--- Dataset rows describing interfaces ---

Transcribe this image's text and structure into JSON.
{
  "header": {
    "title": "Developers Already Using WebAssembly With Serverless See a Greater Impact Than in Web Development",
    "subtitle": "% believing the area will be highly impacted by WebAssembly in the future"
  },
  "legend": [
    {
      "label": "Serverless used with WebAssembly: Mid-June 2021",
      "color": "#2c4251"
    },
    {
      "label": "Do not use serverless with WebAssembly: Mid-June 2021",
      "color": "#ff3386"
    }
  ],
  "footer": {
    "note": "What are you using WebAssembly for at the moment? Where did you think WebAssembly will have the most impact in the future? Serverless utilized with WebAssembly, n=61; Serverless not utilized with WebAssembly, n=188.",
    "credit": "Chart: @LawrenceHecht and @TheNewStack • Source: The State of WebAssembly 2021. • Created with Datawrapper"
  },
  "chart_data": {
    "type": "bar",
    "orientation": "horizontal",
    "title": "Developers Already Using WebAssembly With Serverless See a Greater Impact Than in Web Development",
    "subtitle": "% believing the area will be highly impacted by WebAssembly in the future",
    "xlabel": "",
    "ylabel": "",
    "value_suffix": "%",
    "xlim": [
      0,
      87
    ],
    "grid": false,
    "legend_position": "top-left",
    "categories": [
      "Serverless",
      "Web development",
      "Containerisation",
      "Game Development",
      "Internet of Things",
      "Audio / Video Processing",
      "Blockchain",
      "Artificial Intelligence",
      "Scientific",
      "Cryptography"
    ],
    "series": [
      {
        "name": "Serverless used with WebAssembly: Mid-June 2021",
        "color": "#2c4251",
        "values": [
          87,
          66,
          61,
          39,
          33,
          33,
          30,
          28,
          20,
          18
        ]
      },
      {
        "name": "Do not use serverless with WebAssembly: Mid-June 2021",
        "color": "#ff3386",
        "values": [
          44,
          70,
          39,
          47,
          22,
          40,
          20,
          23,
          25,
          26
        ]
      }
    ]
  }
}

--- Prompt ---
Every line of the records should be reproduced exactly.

--- Finished exercise ---
Transcribe this image's text and structure into JSON.
{
  "header": {
    "title": "Developers Already Using WebAssembly With Serverless See a Greater Impact Than in Web Development",
    "subtitle": "% believing the area will be highly impacted by WebAssembly in the future"
  },
  "legend": [
    {
      "label": "Serverless used with WebAssembly: Mid-June 2021",
      "color": "#2c4251"
    },
    {
      "label": "Do not use serverless with WebAssembly: Mid-June 2021",
      "color": "#ff3386"
    }
  ],
  "footer": {
    "note": "What are you using WebAssembly for at the moment? Where did you think WebAssembly will have the most impact in the future? Serverless utilized with WebAssembly, n=61; Serverless not utilized with WebAssembly, n=188.",
    "credit": "Chart: @LawrenceHecht and @TheNewStack • Source: The State of WebAssembly 2021. • Created with Datawrapper"
  },
  "chart_data": {
    "type": "bar",
    "orientation": "horizontal",
    "title": "Developers Already Using WebAssembly With Serverless See a Greater Impact Than in Web Development",
    "subtitle": "% believing the area will be highly impacted by WebAssembly in the future",
    "xlabel": "",
    "ylabel": "",
    "value_suffix": "%",
    "xlim": [
      0,
      87
    ],
    "grid": false,
    "legend_position": "top-left",
    "categories": [
      "Serverless",
      "Web development",
      "Containerisation",
      "Game Development",
      "Internet of Things",
      "Audio / Video Processing",
      "Blockchain",
      "Artificial Intelligence",
      "Scientific",
      "Cryptography"
    ],
    "series": [
      {
        "name": "Serverless used with WebAssembly: Mid-June 2021",
        "color": "#2c4251",
        "values": [
          87,
          66,
          61,
          39,
          33,
          33,
          30,
          28,
          20,
          18
        ]
      },
      {
        "name": "Do not use serverless with WebAssembly: Mid-June 2021",
        "color": "#ff3386",
        "values": [
          44,
          70,
          39,
          47,
          22,
          40,
          20,
          23,
          25,
          26
        ]
      }
    ]
  }
}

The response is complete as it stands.